A PSYCHIATRIST using a ground-breaking drug-free treatment for depression and anxiety has opened a one-of-a-kind clinic in Palmyra.The non-invasive Transcranial Magnetic Stimulation uses electromagnetic pulses to treat depression, anxiety, PTSD, OCD, chronic pain and fibromyalgia.
In recent years, non-invasive medical procedures have grown in popularity including the use of localised radiotherapy to treat arthritis, inflammatory conditions and skin conditions like psoriasis.
Opened by psychiatrist Dr Shanek Wick, Neuralia TMS in Palmyra is the first stand-alone outpatient clinic specialising in Transcranial Magnetic Stimulation.
“I became interested in TMS during my specialist training as a psychiatrist,” he says.
“It was frustrating to see how frequently anti-depressants either didn’t work or caused unbearable side-effects.
“While medications certainly have their place, they are not suitable for everyone.
“Until TMS, there was nothing to offer patients who had failed drug treatment apart from electroconvulsive therapy, which is only for very severe cases and is very invasive.”
TMS became FDA-approved for depression in 2008, and in 2021 was listed under Medicare for treatment-resistant depression, making it more affordable and accessible.
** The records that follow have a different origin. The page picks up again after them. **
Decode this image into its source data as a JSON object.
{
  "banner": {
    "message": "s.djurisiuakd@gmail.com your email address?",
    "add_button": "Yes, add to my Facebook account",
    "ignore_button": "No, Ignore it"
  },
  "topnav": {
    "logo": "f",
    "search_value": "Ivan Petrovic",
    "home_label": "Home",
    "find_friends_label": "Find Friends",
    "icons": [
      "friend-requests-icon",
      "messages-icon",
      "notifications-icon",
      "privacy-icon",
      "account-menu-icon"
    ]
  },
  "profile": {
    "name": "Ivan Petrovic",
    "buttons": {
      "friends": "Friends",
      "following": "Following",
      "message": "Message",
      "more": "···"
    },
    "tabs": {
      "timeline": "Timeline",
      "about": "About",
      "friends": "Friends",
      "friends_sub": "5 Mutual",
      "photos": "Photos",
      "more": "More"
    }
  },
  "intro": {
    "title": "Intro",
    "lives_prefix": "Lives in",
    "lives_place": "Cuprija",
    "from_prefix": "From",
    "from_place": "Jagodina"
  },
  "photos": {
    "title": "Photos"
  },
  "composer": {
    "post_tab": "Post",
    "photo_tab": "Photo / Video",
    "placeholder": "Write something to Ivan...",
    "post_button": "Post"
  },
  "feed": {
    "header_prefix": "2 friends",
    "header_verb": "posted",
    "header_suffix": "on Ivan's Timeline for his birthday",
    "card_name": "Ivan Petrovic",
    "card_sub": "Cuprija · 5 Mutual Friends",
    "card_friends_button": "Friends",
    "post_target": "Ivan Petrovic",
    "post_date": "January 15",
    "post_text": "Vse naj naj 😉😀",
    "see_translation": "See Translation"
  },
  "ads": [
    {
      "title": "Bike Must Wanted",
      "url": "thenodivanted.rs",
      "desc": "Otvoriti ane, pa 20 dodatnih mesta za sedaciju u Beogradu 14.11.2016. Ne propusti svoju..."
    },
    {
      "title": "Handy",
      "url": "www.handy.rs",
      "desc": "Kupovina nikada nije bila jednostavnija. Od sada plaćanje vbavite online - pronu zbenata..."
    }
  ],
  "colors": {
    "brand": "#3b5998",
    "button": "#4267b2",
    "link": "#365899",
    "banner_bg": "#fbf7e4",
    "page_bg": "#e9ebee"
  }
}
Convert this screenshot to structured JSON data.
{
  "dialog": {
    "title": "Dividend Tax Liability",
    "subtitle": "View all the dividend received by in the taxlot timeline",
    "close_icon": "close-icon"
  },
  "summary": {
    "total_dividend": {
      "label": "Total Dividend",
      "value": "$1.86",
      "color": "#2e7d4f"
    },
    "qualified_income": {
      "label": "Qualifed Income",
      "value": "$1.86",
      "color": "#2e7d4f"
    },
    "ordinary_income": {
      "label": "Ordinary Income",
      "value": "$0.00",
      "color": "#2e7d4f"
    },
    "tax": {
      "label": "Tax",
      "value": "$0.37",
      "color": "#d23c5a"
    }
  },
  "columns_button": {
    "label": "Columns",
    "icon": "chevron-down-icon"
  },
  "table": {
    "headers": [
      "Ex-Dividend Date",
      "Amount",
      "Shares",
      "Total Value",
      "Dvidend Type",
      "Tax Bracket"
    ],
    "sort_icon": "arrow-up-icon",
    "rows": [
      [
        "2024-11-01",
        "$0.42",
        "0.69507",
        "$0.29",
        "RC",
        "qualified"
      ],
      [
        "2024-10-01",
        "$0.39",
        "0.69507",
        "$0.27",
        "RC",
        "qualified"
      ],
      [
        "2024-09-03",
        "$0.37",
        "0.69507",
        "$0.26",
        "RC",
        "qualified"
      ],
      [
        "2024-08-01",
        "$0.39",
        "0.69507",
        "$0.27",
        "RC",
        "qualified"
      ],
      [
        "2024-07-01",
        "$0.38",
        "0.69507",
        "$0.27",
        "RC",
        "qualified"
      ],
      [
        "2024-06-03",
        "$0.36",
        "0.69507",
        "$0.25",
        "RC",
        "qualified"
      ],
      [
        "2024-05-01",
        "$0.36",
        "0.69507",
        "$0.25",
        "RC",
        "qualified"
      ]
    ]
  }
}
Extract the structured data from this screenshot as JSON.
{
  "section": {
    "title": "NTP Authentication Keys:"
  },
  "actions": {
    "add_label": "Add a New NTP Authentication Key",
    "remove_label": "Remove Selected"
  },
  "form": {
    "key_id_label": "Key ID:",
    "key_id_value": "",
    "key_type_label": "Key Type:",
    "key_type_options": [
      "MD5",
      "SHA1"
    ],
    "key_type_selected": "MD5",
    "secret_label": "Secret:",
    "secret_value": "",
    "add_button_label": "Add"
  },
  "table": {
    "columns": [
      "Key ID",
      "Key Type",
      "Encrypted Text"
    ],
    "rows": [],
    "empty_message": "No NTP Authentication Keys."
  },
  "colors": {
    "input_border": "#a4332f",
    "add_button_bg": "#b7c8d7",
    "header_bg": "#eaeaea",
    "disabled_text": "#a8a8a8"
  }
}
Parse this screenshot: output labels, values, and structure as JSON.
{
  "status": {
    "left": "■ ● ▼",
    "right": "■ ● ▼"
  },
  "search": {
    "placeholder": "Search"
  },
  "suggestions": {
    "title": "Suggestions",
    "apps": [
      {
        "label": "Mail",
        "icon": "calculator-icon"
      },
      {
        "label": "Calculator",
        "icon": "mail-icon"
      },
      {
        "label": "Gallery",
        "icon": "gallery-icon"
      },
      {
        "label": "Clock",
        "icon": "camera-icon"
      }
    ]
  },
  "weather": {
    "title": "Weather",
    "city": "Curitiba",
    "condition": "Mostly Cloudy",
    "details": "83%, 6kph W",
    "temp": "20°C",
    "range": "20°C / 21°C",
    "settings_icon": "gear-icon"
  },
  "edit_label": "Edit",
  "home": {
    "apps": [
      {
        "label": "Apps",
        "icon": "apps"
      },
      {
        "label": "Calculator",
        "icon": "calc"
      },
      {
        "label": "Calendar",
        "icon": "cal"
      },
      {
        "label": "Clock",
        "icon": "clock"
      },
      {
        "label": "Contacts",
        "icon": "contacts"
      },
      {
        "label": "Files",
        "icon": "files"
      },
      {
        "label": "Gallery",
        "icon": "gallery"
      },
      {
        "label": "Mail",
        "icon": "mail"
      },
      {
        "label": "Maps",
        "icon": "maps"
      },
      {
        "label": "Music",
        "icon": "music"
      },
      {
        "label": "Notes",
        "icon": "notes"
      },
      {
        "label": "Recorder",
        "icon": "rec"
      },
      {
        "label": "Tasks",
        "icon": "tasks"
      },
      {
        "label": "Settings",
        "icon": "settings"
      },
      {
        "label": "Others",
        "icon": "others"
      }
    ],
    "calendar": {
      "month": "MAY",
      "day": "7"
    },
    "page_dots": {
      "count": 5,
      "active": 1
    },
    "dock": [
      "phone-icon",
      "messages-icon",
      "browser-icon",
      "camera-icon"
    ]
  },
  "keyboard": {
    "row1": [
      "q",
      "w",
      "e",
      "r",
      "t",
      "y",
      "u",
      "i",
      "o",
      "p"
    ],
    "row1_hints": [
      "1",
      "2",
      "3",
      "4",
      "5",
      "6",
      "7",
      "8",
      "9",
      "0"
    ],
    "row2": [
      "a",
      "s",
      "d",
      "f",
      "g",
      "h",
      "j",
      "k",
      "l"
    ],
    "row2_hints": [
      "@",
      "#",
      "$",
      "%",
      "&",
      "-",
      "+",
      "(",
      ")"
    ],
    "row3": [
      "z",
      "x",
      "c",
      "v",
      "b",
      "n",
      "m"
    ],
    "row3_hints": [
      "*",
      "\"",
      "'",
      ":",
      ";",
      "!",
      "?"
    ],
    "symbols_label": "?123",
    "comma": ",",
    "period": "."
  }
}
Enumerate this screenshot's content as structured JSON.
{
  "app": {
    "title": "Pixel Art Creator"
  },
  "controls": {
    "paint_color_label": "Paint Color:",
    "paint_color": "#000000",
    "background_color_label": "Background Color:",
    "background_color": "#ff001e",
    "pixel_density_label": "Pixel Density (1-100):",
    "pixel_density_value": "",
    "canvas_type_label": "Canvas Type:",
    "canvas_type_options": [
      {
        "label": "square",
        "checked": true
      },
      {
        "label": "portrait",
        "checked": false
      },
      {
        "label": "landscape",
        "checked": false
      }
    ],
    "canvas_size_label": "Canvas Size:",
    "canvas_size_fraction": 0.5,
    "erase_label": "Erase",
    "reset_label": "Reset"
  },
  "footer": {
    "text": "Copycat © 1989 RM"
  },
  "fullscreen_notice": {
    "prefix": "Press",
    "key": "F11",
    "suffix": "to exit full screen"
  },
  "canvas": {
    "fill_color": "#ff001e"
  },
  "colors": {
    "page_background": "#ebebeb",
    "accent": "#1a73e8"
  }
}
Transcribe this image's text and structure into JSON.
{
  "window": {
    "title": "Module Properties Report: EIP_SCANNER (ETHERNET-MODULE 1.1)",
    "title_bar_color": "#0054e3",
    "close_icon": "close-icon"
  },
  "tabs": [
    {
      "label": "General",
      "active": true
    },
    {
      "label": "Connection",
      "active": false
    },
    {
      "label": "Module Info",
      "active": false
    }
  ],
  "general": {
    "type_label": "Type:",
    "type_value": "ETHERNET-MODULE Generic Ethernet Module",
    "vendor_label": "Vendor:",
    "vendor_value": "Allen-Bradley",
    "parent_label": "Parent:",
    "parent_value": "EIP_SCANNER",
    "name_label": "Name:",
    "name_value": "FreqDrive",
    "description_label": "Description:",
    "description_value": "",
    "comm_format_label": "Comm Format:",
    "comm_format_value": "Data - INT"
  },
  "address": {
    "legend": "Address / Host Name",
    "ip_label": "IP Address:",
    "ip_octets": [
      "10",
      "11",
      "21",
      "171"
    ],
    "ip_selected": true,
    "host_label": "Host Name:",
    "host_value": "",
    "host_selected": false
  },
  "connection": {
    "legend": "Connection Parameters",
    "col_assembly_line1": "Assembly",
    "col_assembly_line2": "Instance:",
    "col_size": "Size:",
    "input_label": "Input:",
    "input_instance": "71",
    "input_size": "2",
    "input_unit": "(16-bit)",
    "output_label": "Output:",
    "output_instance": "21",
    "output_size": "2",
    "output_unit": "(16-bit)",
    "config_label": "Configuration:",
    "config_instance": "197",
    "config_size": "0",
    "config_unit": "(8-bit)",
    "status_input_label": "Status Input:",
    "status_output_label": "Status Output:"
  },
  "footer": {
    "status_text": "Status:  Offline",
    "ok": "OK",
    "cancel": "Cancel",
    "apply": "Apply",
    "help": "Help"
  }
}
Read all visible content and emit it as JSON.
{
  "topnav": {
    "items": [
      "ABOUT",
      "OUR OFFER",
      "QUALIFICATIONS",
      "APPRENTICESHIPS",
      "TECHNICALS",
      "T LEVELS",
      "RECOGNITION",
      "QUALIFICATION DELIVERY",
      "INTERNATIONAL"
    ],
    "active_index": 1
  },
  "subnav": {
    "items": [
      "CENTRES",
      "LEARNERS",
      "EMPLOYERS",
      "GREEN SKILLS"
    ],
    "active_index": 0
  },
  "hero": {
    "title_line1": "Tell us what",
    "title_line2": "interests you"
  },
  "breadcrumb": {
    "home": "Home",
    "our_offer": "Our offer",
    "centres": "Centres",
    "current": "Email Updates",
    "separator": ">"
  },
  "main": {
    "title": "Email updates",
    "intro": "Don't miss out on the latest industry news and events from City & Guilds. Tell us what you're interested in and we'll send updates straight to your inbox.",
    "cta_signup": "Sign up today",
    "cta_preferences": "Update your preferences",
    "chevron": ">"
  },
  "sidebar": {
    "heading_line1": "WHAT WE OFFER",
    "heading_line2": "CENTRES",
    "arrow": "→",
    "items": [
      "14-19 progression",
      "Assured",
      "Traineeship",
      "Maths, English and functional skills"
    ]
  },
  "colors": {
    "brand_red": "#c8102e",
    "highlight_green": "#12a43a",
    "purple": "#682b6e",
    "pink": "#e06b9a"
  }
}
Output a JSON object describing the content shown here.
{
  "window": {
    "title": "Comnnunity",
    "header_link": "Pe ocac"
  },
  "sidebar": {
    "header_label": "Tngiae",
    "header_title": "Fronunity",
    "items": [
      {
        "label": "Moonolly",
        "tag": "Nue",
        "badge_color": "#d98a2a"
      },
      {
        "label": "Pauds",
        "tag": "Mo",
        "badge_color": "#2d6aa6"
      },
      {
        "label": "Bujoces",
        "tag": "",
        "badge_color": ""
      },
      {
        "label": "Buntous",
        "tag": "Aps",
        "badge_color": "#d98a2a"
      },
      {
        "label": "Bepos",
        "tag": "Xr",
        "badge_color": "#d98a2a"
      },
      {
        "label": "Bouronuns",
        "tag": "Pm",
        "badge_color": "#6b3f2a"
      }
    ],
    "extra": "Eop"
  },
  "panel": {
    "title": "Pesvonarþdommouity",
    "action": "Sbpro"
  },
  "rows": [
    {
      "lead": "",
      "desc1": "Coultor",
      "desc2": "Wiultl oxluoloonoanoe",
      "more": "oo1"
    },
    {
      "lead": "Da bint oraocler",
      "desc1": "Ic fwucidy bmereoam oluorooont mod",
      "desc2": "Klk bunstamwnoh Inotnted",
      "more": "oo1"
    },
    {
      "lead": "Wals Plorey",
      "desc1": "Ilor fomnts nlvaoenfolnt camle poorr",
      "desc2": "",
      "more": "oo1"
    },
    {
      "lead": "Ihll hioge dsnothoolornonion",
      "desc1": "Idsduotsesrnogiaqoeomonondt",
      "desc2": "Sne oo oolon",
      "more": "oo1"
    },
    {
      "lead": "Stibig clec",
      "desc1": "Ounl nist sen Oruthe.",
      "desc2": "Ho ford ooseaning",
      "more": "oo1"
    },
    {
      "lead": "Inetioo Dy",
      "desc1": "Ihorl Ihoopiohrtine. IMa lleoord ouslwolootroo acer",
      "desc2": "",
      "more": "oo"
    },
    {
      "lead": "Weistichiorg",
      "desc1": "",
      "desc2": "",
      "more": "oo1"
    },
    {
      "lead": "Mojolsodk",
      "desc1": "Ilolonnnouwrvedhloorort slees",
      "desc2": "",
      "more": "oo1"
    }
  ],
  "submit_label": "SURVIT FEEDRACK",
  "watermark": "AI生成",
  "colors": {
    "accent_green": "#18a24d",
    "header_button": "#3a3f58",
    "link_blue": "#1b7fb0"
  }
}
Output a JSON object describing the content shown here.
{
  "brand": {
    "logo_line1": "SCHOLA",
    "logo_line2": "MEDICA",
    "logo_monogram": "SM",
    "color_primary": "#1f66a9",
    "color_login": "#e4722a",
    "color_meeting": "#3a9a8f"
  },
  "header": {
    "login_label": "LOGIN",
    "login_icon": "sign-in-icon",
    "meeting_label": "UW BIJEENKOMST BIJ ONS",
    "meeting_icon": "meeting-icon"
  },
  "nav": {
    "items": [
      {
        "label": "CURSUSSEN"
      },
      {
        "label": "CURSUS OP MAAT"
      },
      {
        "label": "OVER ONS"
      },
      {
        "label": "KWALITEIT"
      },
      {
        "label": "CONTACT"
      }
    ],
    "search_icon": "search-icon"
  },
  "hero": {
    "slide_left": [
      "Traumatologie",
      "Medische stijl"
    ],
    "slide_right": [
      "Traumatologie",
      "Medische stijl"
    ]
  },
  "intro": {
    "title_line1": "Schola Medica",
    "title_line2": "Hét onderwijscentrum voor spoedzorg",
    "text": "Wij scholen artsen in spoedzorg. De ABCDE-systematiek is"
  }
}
Targeting the under-active brain regions affected by depression, pain and other mental illnesses, an electromagnetic pulse is directed precisely at the brain to increase neuronal activity and cause long-lasting changes in brain circuitry.
During treatment, patients experience a light tapping sensation on the scalp.
Dr Wick says TMS can free patients from a lifetime of drug treatments and unwanted side-effects.
“I think patients have been drawn to the ‘drug free’ aspect of TMS, usually because they’ve had bad experiences with drugs in the past,” he says.
“TMS is still new in Australia so it will take some time for psychiatrists to fully adopt it, but the evidence for depression is very strong, and for other mental health conditions is very promising.
“TMS is effective because it causes the brain cells to fire – it makes them increase their activity which has been subdued by depression or anxiety or PTSD. “We can see on functional brain scans that these areas become more active after TMS treatment.”Dr Wick says TMS is still generally regarded as a second-line treatment in Australia, but hopefully that situation could change over time.
“This is partly because of its newness compared to medication and psychotherapy. The other reason has been cost – putting TMS on Medicare for treatment-resistant depression means a lot more people have access to it. I hope that in future Medicare includes the many other indications for TMS, especially chronic pain and fibromyalgia.”To find out more go to neuraliatms.com.au